▶ [Supplied data]
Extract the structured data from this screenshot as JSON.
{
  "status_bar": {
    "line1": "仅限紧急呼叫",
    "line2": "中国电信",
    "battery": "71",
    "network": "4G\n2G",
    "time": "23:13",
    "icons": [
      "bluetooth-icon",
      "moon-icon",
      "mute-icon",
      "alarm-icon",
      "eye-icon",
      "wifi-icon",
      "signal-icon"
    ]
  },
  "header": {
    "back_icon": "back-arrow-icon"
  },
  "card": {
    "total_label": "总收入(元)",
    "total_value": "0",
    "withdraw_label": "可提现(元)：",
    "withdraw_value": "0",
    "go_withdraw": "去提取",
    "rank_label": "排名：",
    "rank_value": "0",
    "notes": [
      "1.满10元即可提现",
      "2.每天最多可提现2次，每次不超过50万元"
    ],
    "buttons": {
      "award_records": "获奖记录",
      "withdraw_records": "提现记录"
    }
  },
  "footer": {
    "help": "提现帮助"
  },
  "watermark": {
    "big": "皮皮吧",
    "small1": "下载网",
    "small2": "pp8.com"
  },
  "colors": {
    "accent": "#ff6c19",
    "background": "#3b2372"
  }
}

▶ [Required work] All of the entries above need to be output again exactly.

▶ [Written response]
Extract the structured data from this screenshot as JSON.
{
  "status_bar": {
    "line1": "仅限紧急呼叫",
    "line2": "中国电信",
    "battery": "71",
    "network": "4G\n2G",
    "time": "23:13",
    "icons": [
      "bluetooth-icon",
      "moon-icon",
      "mute-icon",
      "alarm-icon",
      "eye-icon",
      "wifi-icon",
      "signal-icon"
    ]
  },
  "header": {
    "back_icon": "back-arrow-icon"
  },
  "card": {
    "total_label": "总收入(元)",
    "total_value": "0",
    "withdraw_label": "可提现(元)：",
    "withdraw_value": "0",
    "go_withdraw": "去提取",
    "rank_label": "排名：",
    "rank_value": "0",
    "notes": [
      "1.满10元即可提现",
      "2.每天最多可提现2次，每次不超过50万元"
    ],
    "buttons": {
      "award_records": "获奖记录",
      "withdraw_records": "提现记录"
    }
  },
  "footer": {
    "help": "提现帮助"
  },
  "watermark": {
    "big": "皮皮吧",
    "small1": "下载网",
    "small2": "pp8.com"
  },
  "colors": {
    "accent": "#ff6c19",
    "background": "#3b2372"
  }
}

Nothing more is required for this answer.